"10/31/1998", from a collective known as Radio Silence, revolves around a similar idea to "Amateur Night" - a group of young men head out for a night but find more than they bargained for - but distinguishes itself in two key ways: the nebulous terror around them builds more naturally to a great crescendo and the characters aren't completely unlikable dicks. The men in question head out to a Halloween party and wind up in a house that has the requisite brief flashes of ghostly figures who disappear as soon as the camera flashes back to them, but which gets progressively crazier. It ends up recalling as diverse a range of influences as Rosemary's Baby, La Belle et la Bête and The Shining, and seems to have more than a shade of Mark Z. Danielewski's "House of Leaves" about it. It's a really effective entry into the "malevolent building" sub-genre which also looks better than pretty much all of its compatriots within V/H/S.
As an argument for the found footage horror as something that can offer more than Paranormal Activity sequels and knock-offs, V/H/S is largely successful. Even the weaker segments try something new with the style and at the very least engage with the technology in ways which most examples of the genre do not, and the ones that succeed make good use of the shorter format to deliver scares without the problem of stretching a neat idea over too long a time. However, the films themselves vary so wildly in quality that the film as a whole veers from terrifying to banal in a way that is dispiriting, even it it was probably unavoidable.
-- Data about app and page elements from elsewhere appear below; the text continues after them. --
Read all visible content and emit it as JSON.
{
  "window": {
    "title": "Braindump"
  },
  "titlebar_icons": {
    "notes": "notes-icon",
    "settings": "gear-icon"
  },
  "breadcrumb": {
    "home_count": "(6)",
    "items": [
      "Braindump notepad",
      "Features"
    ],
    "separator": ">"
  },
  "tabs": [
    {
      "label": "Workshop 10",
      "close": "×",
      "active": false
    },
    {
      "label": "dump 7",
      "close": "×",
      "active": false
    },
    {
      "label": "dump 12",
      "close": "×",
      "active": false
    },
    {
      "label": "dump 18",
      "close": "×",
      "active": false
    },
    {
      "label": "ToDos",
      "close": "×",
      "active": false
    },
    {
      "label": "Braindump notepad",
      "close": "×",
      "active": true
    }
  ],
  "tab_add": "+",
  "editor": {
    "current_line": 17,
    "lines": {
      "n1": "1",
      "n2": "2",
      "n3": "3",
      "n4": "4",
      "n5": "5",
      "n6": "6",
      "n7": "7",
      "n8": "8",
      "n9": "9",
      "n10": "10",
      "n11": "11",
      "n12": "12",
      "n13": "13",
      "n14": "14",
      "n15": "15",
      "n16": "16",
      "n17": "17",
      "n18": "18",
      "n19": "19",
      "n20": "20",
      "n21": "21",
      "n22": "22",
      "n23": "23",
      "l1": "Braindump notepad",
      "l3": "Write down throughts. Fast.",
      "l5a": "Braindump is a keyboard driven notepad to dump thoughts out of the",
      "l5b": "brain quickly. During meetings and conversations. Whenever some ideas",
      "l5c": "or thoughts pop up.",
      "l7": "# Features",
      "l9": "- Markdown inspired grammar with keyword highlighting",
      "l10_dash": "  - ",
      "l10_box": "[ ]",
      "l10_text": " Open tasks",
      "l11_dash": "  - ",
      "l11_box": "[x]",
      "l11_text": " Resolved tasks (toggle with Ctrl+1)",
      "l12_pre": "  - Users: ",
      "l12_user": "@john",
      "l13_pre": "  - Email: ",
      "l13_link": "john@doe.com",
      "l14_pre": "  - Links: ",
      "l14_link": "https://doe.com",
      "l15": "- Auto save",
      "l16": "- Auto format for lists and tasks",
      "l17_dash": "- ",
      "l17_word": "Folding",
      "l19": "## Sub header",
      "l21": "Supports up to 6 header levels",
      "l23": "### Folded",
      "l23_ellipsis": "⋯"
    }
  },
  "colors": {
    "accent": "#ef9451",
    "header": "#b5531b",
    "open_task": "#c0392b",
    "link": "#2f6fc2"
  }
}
An interesting experiment that offers enough scares to satisfy, but which only fitfully fulfills its potential.